The production company behind the Times Square New Year's Eve special has hit back at Mariah Carey's claim that it sabotaged her live performance
The pop diva's disaster during the New Year's Rockin' Eve event made international headlines when she vocally stumbled through her short set, failing to sing for most of it despite a pre-recorded track of her songs playing in the background.
Carey was visibly upset during the performance and tweeted afterwards "(expletive) happens".
Her representative Nicole Perna blamed technical difficulties and in an interview with Billboard said Dick Clark Productions hampered Carey's performance.
"She was not winging this moment and took it very seriously," Ms Perna said. "A shame that production set her up to fail."

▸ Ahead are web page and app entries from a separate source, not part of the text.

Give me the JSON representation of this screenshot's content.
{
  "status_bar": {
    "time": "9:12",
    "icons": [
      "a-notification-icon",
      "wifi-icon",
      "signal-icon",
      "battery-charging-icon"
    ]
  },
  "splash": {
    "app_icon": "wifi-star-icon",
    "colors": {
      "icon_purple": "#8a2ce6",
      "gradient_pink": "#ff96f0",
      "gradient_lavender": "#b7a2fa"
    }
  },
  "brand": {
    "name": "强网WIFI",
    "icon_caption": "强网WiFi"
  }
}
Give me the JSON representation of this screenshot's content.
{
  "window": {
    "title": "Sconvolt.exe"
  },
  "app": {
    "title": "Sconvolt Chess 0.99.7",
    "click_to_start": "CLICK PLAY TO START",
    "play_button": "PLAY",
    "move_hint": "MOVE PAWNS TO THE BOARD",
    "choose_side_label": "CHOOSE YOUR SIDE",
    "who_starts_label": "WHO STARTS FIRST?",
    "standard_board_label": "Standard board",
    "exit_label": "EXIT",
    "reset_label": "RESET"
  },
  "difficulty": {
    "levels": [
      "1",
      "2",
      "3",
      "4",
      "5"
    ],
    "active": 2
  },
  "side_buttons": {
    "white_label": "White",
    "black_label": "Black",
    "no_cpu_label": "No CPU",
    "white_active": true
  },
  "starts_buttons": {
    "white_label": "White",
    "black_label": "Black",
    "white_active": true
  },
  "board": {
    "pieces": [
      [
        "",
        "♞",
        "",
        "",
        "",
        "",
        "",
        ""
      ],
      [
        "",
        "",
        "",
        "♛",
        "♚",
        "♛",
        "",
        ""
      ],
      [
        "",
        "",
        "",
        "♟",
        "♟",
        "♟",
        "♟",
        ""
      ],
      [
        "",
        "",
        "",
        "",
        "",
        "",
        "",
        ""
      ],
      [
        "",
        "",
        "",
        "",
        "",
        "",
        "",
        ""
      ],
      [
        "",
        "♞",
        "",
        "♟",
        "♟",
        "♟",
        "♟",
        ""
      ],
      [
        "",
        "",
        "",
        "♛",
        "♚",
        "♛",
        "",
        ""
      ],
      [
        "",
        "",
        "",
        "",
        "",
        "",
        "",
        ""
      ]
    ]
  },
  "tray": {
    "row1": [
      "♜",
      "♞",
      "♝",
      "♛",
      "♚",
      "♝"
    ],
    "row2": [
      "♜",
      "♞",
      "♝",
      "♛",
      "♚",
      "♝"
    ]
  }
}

Ms Perna said Carey's earpiece was not working and she flagged the issue to the production team but was told it would be OK when she got on stage.

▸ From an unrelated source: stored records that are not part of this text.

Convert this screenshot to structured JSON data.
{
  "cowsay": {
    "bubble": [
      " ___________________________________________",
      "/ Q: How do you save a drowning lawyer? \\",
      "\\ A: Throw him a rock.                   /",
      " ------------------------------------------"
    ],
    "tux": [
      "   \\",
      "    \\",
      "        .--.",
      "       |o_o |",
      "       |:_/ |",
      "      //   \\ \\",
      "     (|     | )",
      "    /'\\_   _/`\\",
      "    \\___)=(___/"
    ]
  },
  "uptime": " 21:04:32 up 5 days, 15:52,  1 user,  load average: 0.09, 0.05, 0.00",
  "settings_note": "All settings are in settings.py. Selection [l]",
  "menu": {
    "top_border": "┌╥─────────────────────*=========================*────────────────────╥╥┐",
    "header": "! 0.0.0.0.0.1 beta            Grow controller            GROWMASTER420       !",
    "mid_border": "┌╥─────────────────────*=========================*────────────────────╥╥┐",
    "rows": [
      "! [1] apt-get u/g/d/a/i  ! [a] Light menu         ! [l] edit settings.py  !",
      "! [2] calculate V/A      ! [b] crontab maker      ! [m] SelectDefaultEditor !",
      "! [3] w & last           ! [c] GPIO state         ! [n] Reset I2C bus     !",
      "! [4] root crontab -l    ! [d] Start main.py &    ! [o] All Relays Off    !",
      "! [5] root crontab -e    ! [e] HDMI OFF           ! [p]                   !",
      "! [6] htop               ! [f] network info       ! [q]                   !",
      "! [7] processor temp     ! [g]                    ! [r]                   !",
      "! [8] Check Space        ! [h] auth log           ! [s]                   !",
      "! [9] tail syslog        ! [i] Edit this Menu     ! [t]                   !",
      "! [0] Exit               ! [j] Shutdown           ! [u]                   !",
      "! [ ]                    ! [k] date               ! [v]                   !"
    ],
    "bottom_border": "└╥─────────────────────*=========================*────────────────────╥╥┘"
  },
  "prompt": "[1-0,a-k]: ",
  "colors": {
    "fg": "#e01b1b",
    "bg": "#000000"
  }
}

"However, that was not the case, and they were again told that her earpiece was not working," Ms Perna said.
"Instead of endeavouring to fix the issue so that Mariah could perform, they went live."

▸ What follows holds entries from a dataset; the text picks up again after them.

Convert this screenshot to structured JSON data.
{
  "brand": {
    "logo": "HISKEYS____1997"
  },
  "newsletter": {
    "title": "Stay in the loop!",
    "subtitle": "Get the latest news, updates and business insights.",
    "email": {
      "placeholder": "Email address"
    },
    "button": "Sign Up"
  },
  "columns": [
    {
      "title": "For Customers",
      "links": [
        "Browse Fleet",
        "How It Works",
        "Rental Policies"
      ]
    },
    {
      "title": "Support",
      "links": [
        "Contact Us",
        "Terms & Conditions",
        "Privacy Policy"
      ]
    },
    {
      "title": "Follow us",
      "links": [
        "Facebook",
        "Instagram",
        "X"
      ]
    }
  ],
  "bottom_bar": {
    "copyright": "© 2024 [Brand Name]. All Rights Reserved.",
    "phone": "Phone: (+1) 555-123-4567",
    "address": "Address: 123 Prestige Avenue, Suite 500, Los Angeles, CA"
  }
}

But in a statement, the production company called the claims "absurd".
"As the premier producer of live television events for nearly 50 years, we pride ourselves on our reputation and long-standing relationships with artists," it said.
"To suggest that dcp (Dick Clark Productions), as producer of music shows including the American Music Awards, Billboard Music Awards, New Year's Rockin' Eve and Academy of Country Music Awards, would ever intentionally compromise the success of any artist is defamatory, outrageous and frankly absurd."
It said that in "very rare instances" there were technical errors with live television, but an initial investigation indicated it had no involvement in the challenges associated with Carey's performance.
"We want to be clear that we have the utmost respect for Ms Carey as an artist and acknowledge her tremendous accomplishments in the industry," it said.
A person familiar with the production of the show said all of the other performers, including Gloria Estefan, rehearsed onsite for their performances and Carey was there, but had a stand-in for her rehearsal, atypical for the show's performers.
The person said all of the monitors were working and no technical problems were found.
Ironically, Carey was Dick Clark Productions' first live performer for the broadcast in 2005, when it went off without any such problems.